As we have written on this blog many times, it is incumbent upon everyone (judges, prosecutors, jurors, defendants, and defense counsel) involved in the criminal justice system to be skeptical of the forensic science reports produced in court. In fact, it is essential. The few bad apples don’t wear name tags around their necks that tells us that they are the bad apple. The scientific way is that of skepticism until verifiable, validated proof is presented.
Here is a trying story of a bad apple that went undetected and even rewarded through the years. It is a cautionary tale of what can happen and what can go undetected for many years. We need to be skeptical.
According to an article published last week in the Huffington Post:
A forensics expert for the North Carolina State Bureau of Investigation repeatedly lied on the stand while providing testimony crucial to the 2003 conviction of a novelist accused of murdering his wife, a state judge wrote in a lengthy order published last week.
Michael Peterson’s conviction was overturned and he was granted a new trial in December 2011. In his May 9 order, Durham County Judge Orlando Hudson affirmed the decision and described at length how the expert, Duane Deaver, an agent with the North Carolina State Bureau of Investigation, misled the jury about his qualifications and the reliability of his scientific opinions in the Peterson case.
The revelations of misconduct in the Peterson case are only the latest developments in a nearly three-year scandal that has badly battered the credibility of North Carolina’s criminal justice system. An independent audit completed in 2010 found that agents at the state crime lab manipulated and withheld the results of hundreds of tests to confirm the presence of blood, tainting prosecutions based on that evidence. Deaver was implicated in some of the most serious misconduct, including hiding exculpatory test results from defense attorneys in a murder case.

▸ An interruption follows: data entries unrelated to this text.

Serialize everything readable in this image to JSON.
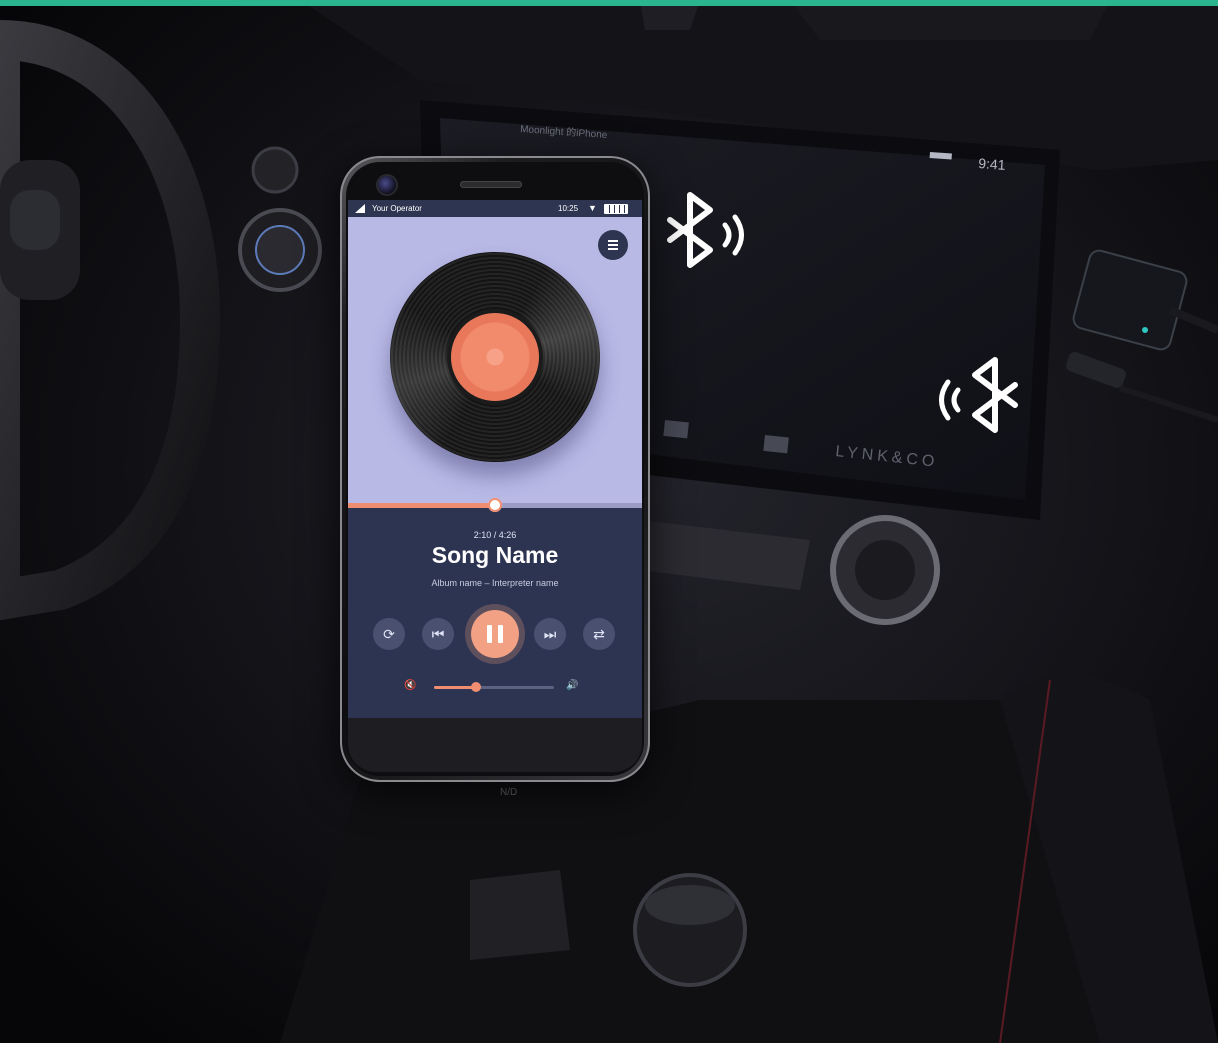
{
  "car_screen": {
    "now_playing_label": "Moonlight 的iPhone",
    "status_time": "9:41",
    "brand_logo": "LYNK&CO"
  },
  "phone": {
    "status_bar": {
      "operator": "Your Operator",
      "time": "10:25"
    },
    "player": {
      "time_label": "2:10 / 4:26",
      "song_name": "Song Name",
      "album_label": "Album name – Interpreter name",
      "progress": 0.5,
      "volume": 0.35,
      "controls": [
        "repeat-icon",
        "previous-icon",
        "pause-icon",
        "next-icon",
        "shuffle-icon"
      ]
    }
  },
  "gear_label": "N/D",
  "colors": {
    "accent": "#f08d70",
    "player_panel": "#2d3451",
    "player_background": "#b9b9e6",
    "top_bar": "#2ab58f"
  },
  "icons": [
    "bluetooth-icon",
    "bluetooth-icon"
  ]
}
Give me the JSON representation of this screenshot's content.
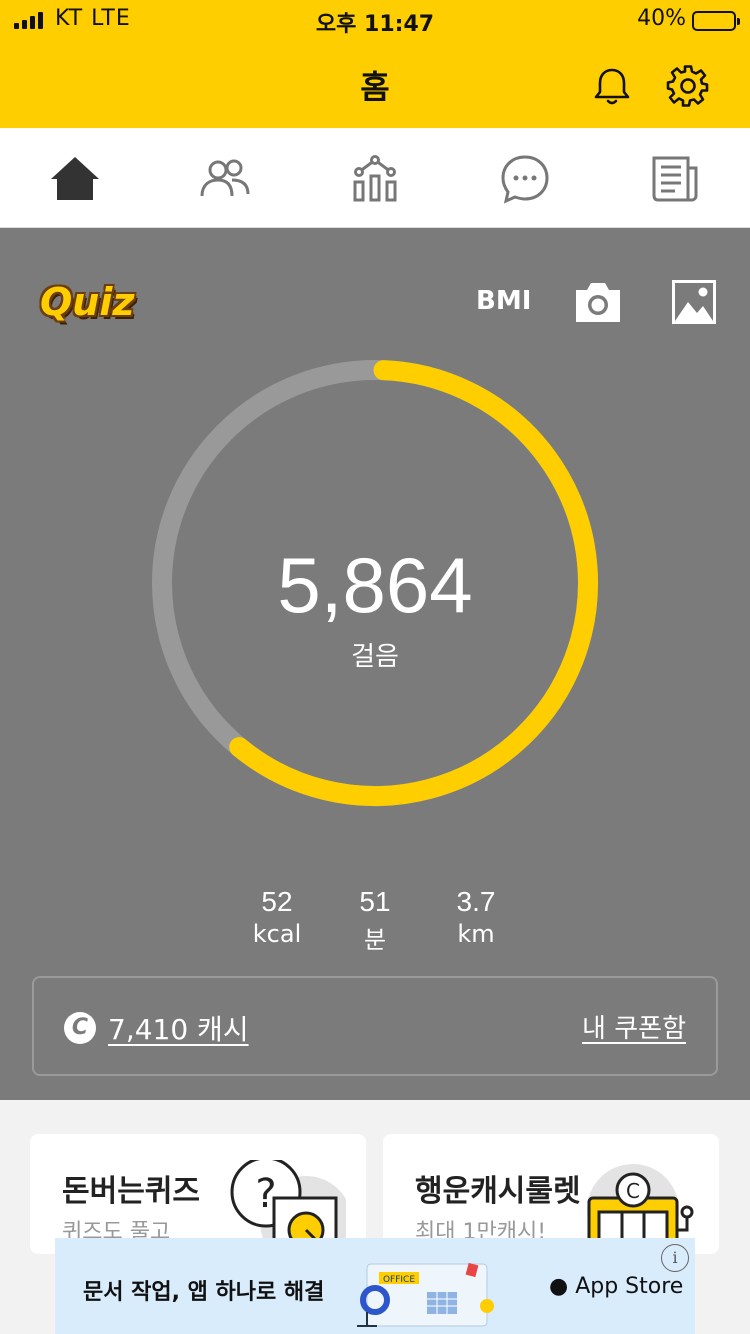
{
  "status_bar": {
    "carrier": "KT  LTE",
    "time": "오후 11:47",
    "battery": "40%"
  },
  "header": {
    "title": "홈",
    "icons": [
      "bell-icon",
      "gear-icon"
    ]
  },
  "tabs": [
    "home-icon",
    "friends-icon",
    "stats-icon",
    "chat-icon",
    "news-icon"
  ],
  "main": {
    "quiz_logo": "Quiz",
    "bmi_label": "BMI",
    "step_count": "5,864",
    "step_unit": "걸음",
    "progress_fraction": 0.61,
    "stats": [
      {
        "value": "52",
        "unit": "kcal"
      },
      {
        "value": "51",
        "unit": "분"
      },
      {
        "value": "3.7",
        "unit": "km"
      }
    ],
    "cash_icon_letter": "C",
    "cash_text": "7,410 캐시",
    "coupon_link": "내 쿠폰함"
  },
  "cards": [
    {
      "title": "돈버는퀴즈",
      "subtitle": "퀴즈도 풀고"
    },
    {
      "title": "행운캐시룰렛",
      "subtitle": "최대 1만캐시!"
    }
  ],
  "ad": {
    "text": "문서 작업, 앱 하나로 해결",
    "art_label": "OFFICE",
    "store": "App Store",
    "info": "i"
  },
  "colors": {
    "accent": "#ffce00",
    "panel": "#7b7b7b",
    "ring_track": "#999999"
  }
}
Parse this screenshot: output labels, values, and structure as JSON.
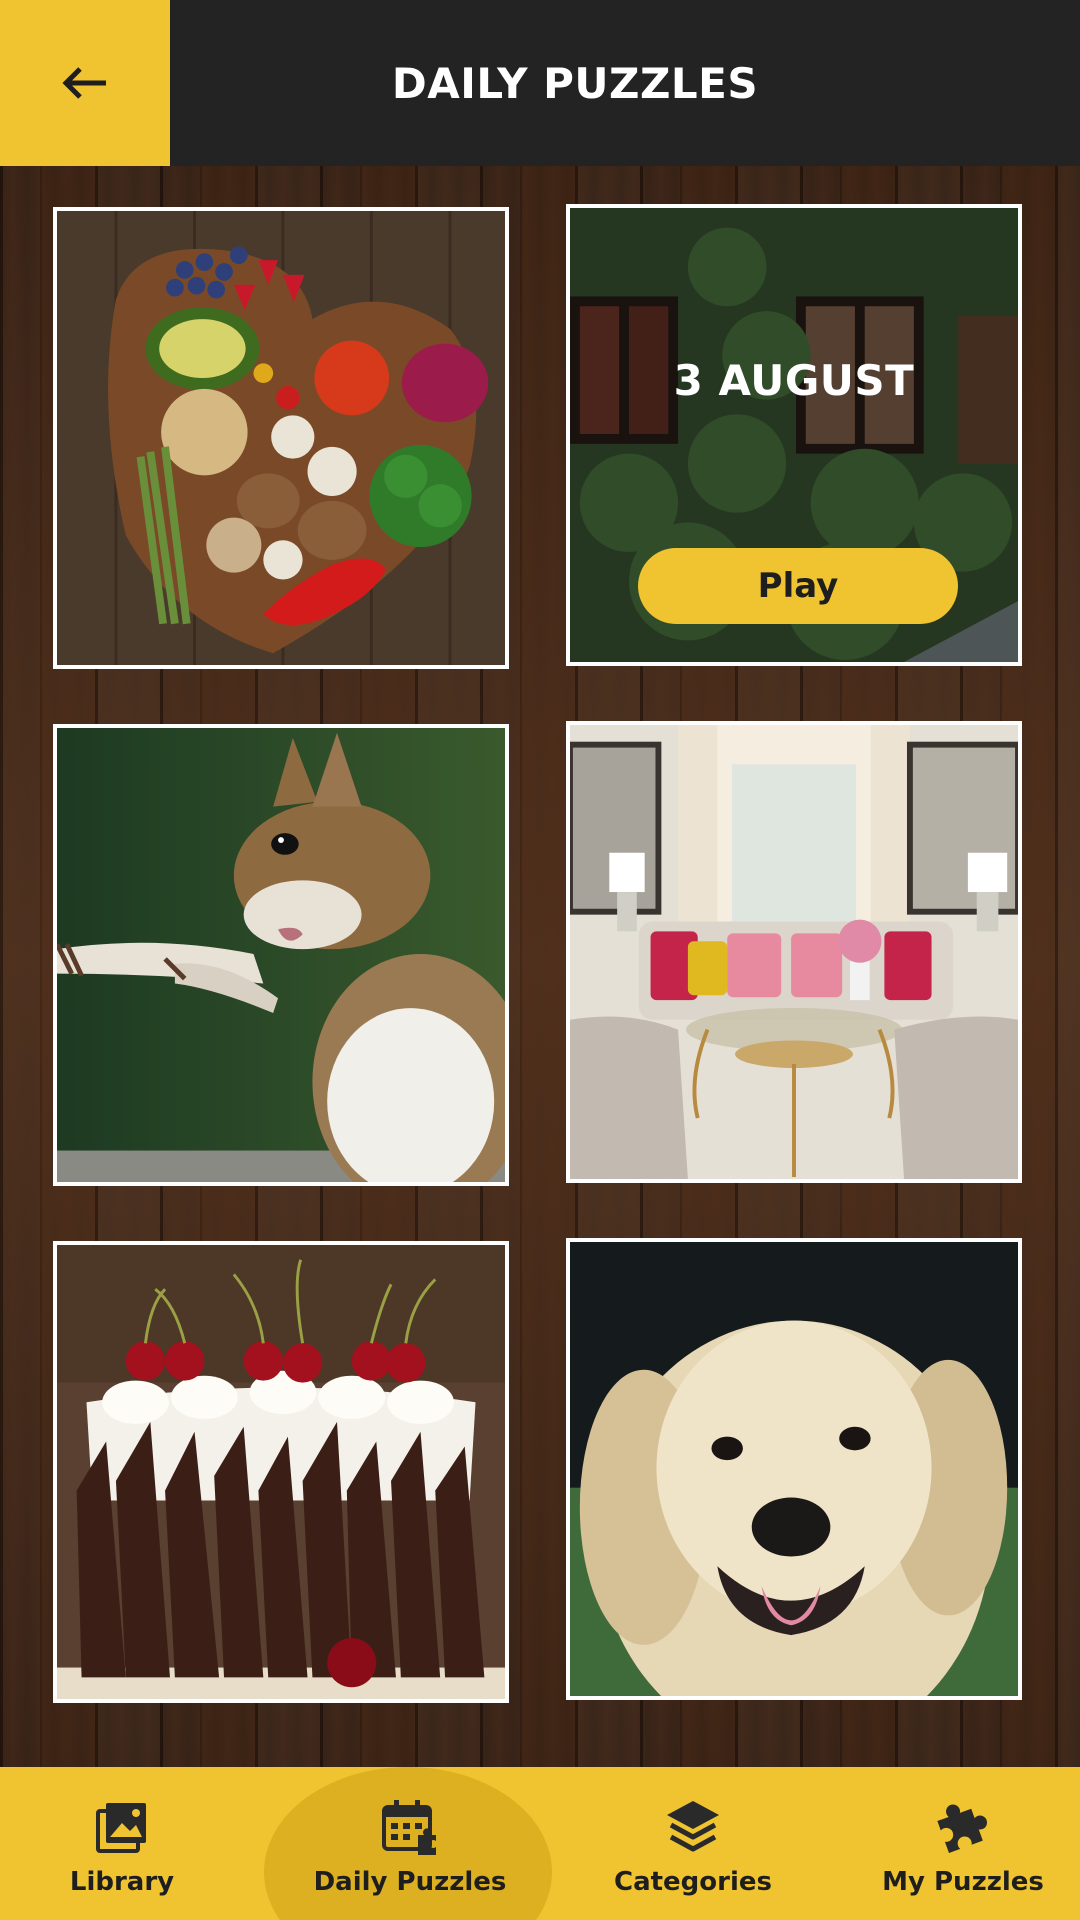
{
  "header": {
    "title": "DAILY PUZZLES",
    "back_icon": "arrow-left-icon"
  },
  "puzzles": [
    {
      "image": "healthy-food-heart-board"
    },
    {
      "image": "ivy-covered-house",
      "date": "3 AUGUST",
      "action": "Play"
    },
    {
      "image": "squirrel"
    },
    {
      "image": "living-room-interior"
    },
    {
      "image": "black-forest-cherry-cake"
    },
    {
      "image": "golden-retriever"
    }
  ],
  "bottom_nav": {
    "items": [
      {
        "label": "Library",
        "icon": "images-icon"
      },
      {
        "label": "Daily Puzzles",
        "icon": "calendar-puzzle-icon",
        "active": true
      },
      {
        "label": "Categories",
        "icon": "layers-icon"
      },
      {
        "label": "My Puzzles",
        "icon": "puzzle-piece-icon"
      }
    ]
  },
  "colors": {
    "accent": "#f0c330",
    "header_bg": "#232323",
    "nav_active_bg": "#dcb021"
  }
}
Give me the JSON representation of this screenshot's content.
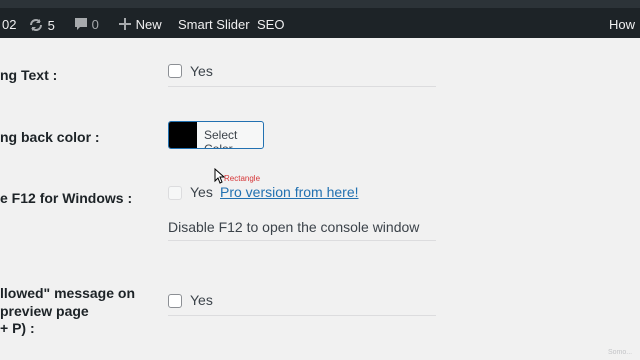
{
  "adminbar": {
    "left_fragment": "02",
    "updates_count": "5",
    "comments_count": "0",
    "new_label": "New",
    "smart_slider_label": "Smart Slider",
    "seo_label": "SEO",
    "howdy_fragment": "How"
  },
  "rows": [
    {
      "label": "ng Text :",
      "checkbox_label": "Yes"
    },
    {
      "label": "ng back color :",
      "button_label": "Select Color",
      "swatch_color": "#000000"
    },
    {
      "label": "e F12 for Windows :",
      "checkbox_label": "Yes",
      "pro_link": "Pro version from here!",
      "description": "Disable F12 to open the console window"
    },
    {
      "label_lines": [
        "llowed\" message on",
        "preview page",
        "+ P) :"
      ],
      "checkbox_label": "Yes"
    }
  ],
  "overlay": {
    "tooltip": "Rectangle",
    "watermark": "Somo..."
  },
  "colors": {
    "accent": "#2271b1",
    "adminbar_bg": "#1d2327",
    "page_bg": "#f1f1f1"
  }
}
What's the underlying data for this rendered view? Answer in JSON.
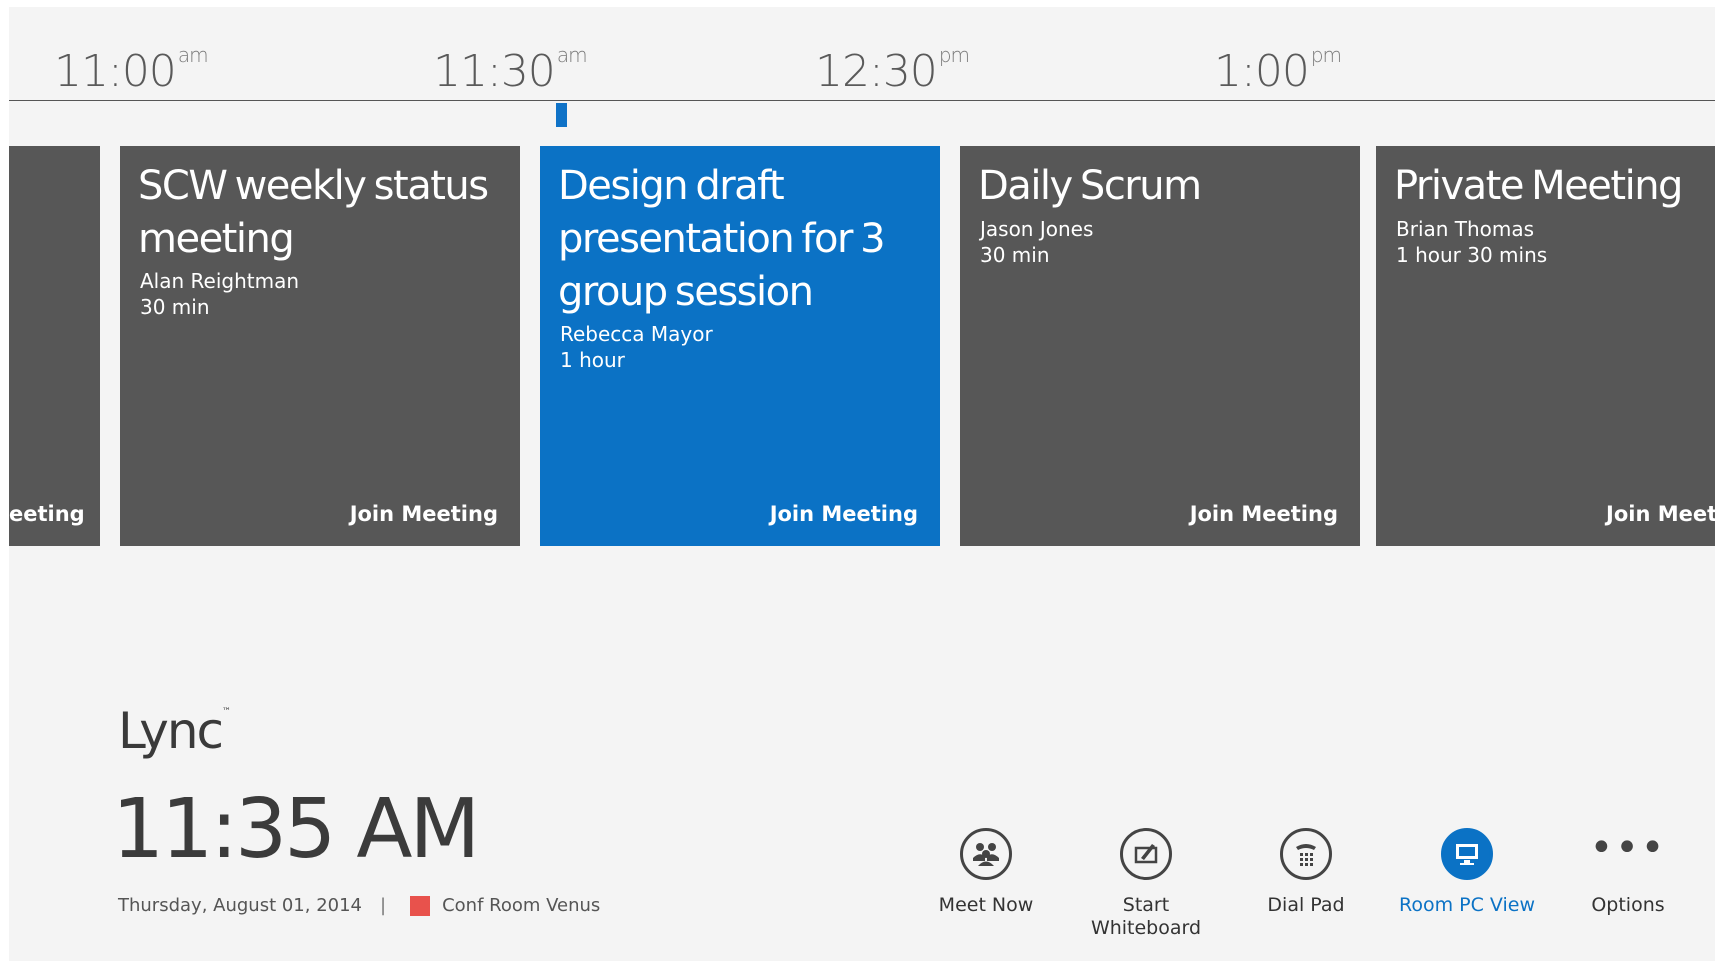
{
  "timeline": {
    "labels": [
      {
        "time": "11:00",
        "ampm": "am"
      },
      {
        "time": "11:30",
        "ampm": "am"
      },
      {
        "time": "12:30",
        "ampm": "pm"
      },
      {
        "time": "1:00",
        "ampm": "pm"
      }
    ]
  },
  "meetings": [
    {
      "title": "",
      "organizer": "",
      "duration": "",
      "join_label": "Join Meeting",
      "partial_visible_text": "eeting"
    },
    {
      "title": "SCW weekly status meeting",
      "organizer": "Alan Reightman",
      "duration": "30 min",
      "join_label": "Join Meeting"
    },
    {
      "title": "Design draft presentation for 3 group session",
      "organizer": "Rebecca Mayor",
      "duration": "1 hour",
      "join_label": "Join Meeting"
    },
    {
      "title": "Daily Scrum",
      "organizer": "Jason Jones",
      "duration": "30 min",
      "join_label": "Join Meeting"
    },
    {
      "title": "Private Meeting",
      "organizer": "Brian Thomas",
      "duration": "1 hour 30 mins",
      "join_label": "Join Meetin"
    }
  ],
  "brand": {
    "name": "Lync",
    "mark": "™"
  },
  "clock": {
    "time": "11:35 AM",
    "date": "Thursday, August 01, 2014",
    "separator": "|",
    "room": "Conf Room Venus"
  },
  "actions": [
    {
      "label": "Meet Now",
      "icon": "people-icon"
    },
    {
      "label": "Start\nWhiteboard",
      "icon": "whiteboard-icon"
    },
    {
      "label": "Dial Pad",
      "icon": "dialpad-icon"
    },
    {
      "label": "Room PC View",
      "icon": "monitor-icon"
    },
    {
      "label": "Options",
      "icon": "more-icon"
    }
  ],
  "colors": {
    "accent": "#0b72c5",
    "tile": "#575757",
    "room_status": "#e8524c"
  }
}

The allegations in Hudson’s order involve the agency’s bloodstain analysis unit, which was separate from the blood analysis unit and not previously implicated. Bloodstain analysis examines stains to determine how a violent crime may have been committed. Deaver led the unit and trained other agents who worked there in bloodstain analysis.
“Obviously, the findings call into question another major area where there apparently was also widespread misconduct,” said James Coleman, a professor at the Duke University law school and cofounder of the law school’s Wrongful Convictions Clinic. “It’s just another indication of how broad the problem likely is.”
An attorney for Deaver did not respond to a request for comment.
Hudson accused Deaver of perjuring himself while testifying against Peterson, a Durham novelist whose wife’s dead body was found in 2001 at the bottom of a flight of stairs in their home. Peterson argued that his wife died as a result of an accidental fall. Prosecutors called it premeditated murder, relying on Deaver’s interpretation of blood stains.
But an investigation by Peterson’s lawyers found that Deaver grossly exaggerated his experience in analyzing bloodstains at crime scenes during the trial and that the experiments he conducted in the Peterson case were amateurish and unscientific. Deaver had a degree in zoology and lied about being tutored in bloodstain analysis by a senior expert in the field.
Deaver “deliberately and intentionally misled the jury at Mr. Peterson’s trial about the scientific basis and acceptability of his opinions, methods and experiments,” Hudson wrote.
The case against Peterson was circumstantial, and Deaver’s expert testimony was the only evidence presented to the jury to support the state’s charge of premeditated murder. From the stand, Deaver told the jury that he worked on 500 cases involving bloodstain analysis. In fact, he had worked on just 54 bloodstain cases. Deaver also testified that he worked on 15 cases where he was called on to use bloodstain analysis to distinguish an accidental fall from an assault. Records showed Deaver had done no such work.
Hudson said from the bench that he believed Deaver was guilty of perjury in the case. But no charges have been filed against him. In response to queries from the Huffington Post about whether charges would be brought against Deaver, Noelle Talley, a spokeswoman for the attorney general’s office, said that is the responsibility of county prosecutors.
“In North Carolina, criminal prosecutorial decisions are made by District Attorneys who are locally elected by the people of their districts,” Talley said in an email.
Roy Cooper, the attorney general, confirmed in January 2012 that an internal investigation was underway of past cases involving the state’s bloodstain analysis unit, which was disbanded in 2011. Talley did not respond to a request for comment on the probe.
Deaver, who was fired in January 2011, is also at the center of a growing web of litigation that could ultimately cost North Carolina millions. In one lawsuit, he is accused of deliberately withholding lab results that would have helped prove the innocence of a Raleigh man accused of murdering a prostitute. That man, Greg Taylor, spent nearly 20 years in prison before being exonerated by a state commission charged with investigating prisoners’ claims of innocence.
Peterson has been released on bond pending a new trial.